Research design: In 2017, we evaluated a pharmacist-involved team-based care intervention among 3 targeted groups using a microsimulation model designed to estimate cardiovascular event incidence and associated health care spending in a cross-section of individuals representative of the US population: implementing it among patients with: (1) newly diagnosed hypertension; (2) persistently (≥1 year) uncontrolled blood pressure (BP); or (3) treated, yet persistently uncontrolled BP-and report outcomes over 5 and 20 years. We describe the spending thresholds for each intervention strategy to achieve budget neutrality in 5 years from a payer's perspective.
Results: Offering this intervention could prevent 22.9-36.8 million person-years of uncontrolled BP and 77,200-230,900 heart attacks and strokes in 5 years (83.8-174.8 million and 393,200-922,900 in 20 years, respectively). Health and economic benefits strongly favored groups 2 and 3. Assuming an intervention cost of $525 per enrollee, the intervention generates 5-year budgetary cost-savings only for Medicare among groups 2 and 3. To achieve budget neutrality in 5 years across all groups, intervention costs per person need to be around $35 for Medicaid, $180 for private insurance, and $335 for Medicare enrollees.

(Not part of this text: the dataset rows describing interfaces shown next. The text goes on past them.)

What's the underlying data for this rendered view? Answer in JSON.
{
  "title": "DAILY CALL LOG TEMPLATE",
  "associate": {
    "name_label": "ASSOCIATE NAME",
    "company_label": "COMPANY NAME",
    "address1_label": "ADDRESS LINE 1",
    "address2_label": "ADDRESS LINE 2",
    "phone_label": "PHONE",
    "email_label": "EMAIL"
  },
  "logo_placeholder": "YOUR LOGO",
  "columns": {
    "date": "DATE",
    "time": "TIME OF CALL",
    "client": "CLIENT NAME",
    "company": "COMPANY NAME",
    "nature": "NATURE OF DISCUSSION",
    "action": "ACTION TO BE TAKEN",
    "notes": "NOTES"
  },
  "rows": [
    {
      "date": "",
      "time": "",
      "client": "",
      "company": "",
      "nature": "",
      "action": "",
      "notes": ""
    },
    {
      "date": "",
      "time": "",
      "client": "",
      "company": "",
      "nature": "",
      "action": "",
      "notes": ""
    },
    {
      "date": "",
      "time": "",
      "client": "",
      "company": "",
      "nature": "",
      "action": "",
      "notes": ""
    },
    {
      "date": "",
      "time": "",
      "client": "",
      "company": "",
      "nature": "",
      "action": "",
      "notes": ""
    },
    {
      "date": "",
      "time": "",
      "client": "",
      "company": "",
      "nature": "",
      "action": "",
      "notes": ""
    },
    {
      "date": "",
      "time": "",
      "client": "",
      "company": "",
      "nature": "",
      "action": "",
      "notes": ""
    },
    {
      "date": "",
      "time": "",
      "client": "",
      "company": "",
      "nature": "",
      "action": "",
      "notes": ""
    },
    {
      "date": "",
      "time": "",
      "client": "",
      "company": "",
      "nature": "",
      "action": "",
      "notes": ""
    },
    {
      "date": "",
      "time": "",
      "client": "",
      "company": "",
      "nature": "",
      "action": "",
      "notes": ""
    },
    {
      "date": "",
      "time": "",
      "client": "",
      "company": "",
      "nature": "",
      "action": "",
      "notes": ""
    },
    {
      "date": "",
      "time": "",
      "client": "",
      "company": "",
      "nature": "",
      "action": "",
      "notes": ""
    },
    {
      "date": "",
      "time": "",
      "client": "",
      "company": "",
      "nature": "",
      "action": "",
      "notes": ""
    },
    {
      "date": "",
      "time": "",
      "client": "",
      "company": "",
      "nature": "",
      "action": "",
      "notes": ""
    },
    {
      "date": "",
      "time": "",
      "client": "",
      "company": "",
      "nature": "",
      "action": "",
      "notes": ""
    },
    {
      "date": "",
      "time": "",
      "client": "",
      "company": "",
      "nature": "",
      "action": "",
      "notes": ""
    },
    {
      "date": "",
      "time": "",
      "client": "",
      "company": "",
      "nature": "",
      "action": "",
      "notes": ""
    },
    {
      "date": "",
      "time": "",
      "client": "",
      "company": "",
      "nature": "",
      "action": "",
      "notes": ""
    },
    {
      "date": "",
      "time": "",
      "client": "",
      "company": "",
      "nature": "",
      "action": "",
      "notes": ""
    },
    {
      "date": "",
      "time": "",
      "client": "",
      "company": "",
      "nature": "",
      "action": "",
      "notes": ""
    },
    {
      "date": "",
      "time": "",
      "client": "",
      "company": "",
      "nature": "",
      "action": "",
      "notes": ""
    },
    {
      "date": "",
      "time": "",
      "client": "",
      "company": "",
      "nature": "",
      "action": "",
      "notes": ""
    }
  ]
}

Conclusions: Adopting a pharmacist-involved team-based hypertension model could substantially improve BP control and cardiovascular outcomes in the United States. Net cost-savings among groups 2 and 3 make a compelling case for Medicare, but favorable economics may also be possible for private insurers, particularly if innovations could moderately lower the cost of delivering an effective intervention.